- Kennel club registered dog of a specific breed
- Puppy of a specific breed
- Puppy (of any breed)
- Dog whose interaction history is known (for safety reasons)
- Dog whose genetic lineage is known (for health reasons)
And beyond people with these motivations there are no doubt many who are willfully ignorant of the scope of this horror, and have simply never considered adoption; they purchase their new warrantied TV from Best Buy, why wouldn't they purchase their new warrantied dog from a pet store.
Let's examine these issues in some slight detail, because many of them are in fact non-issues, merely an ignorance about what's available and meaningful. The remaining issues may not be satisfiable with a shelter dog, but neither can they justify the monstrous toll their satisfaction requires.
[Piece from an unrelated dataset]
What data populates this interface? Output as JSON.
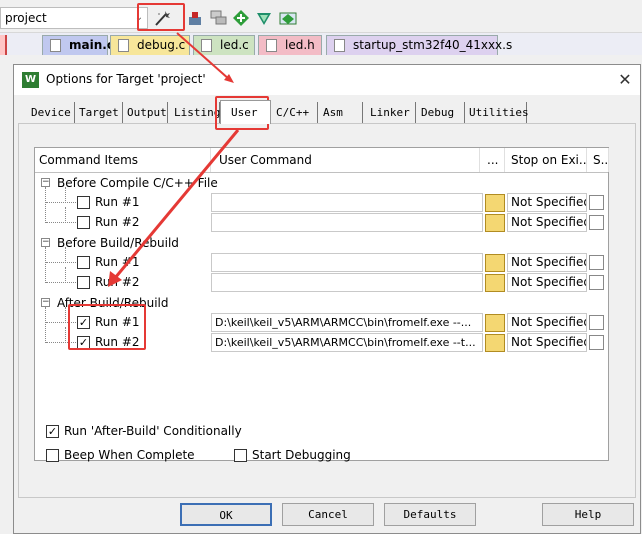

First let's eliminate the non-issues. About 25% of shelter dogs are pure breds, and if someone is looking for a rare breed not commonly found in a shelter there are dedicated breed specific rescue organizations eager to adopt out their clan. If someone wants a puppy of a specific (especially uncommon) breed (registered or not) then admittedly there can be serious supply problems. Shelters have no end of beautiful puppies available for adoption, many of them pure bred, but a pure bred puppy of a less common breed may be very hard or impossible to find. The fact is most dogs are abandoned as adults and thus there will always be a glut of adult dogs needing adoption. Insisting on a puppy of a pure line (registered or not), especially insisting on an acquisition time line of "now", forces a potential dog owner down the path of buying from a breeder. How many times I've heard this lousy excuse proffered along the lines of, "I wanted to get my boxer from a rescue group, but none of them had the pure bred puppy I was looking for in time for Christmas." Unwilling to wait for one to possibly become available, unwilling to bend on the puppy requirement, they give their many hundreds of dollars to a breeder and ensure that the professional or hobby breeder will go on satisfying the sick demand, quietly demanding the destruction of the mixed race and mixed age excess left in the shelters. Health and safety issues unrelated to breed preference are rendered moot by the facts that blank slate puppies of pure or mixed race are readily available; if health is a primary concern one would likely be better steering clear of the overly narrowed genes of pure lines and stick to mutts.
The only desires on this list which can't be reliably or adequately satisfied with adoptable dogs are the desires for a puppy of a rare breed or a puppy with a particular registered pedigree. And to those who insist upon these things I would simply say, "Tough." Life is about choices, and accepting limitations which are in our collective best interest. One may want a pure bred registered puppy. That's a fine thing to want. We humans want so many things, and there's nothing wrong with the wanting. But I am terribly sorry, the vast majority of you cannot see that particular desire satisfied. We humans continue to learn over the course of our long evolution that we cannot satisfy certain desires. Our freedoms end where others' freedoms begin. And we have been very successful in pulling ourselves up from our baser bootstraps; despite our desires we have learned to largely stop enslaving other people, raping our women folk, and stealing other people's land and property. Surely we can afford to recognize that animals deserve more than senseless euthanization. And the few who refuse to recognize that animals deserve something better can probably at least recognize there must be better ways to see their tax dollars spent than funding a potentially largely superfluous shelter system.
Our humanity requires us to do better than we are doing, requires us to curb our selfish belief that we have an inalienable right to have exactly what we want despite the monstrous cost. We must adopt our dogs rather than buy them from breeders or proxy pet stores. We must spay and neuter our pets to ensure we don't negligently help them contribute to their own problem. In the time it took you to read this article 46 dogs in America were euthanized because we have thus far failed to do enough.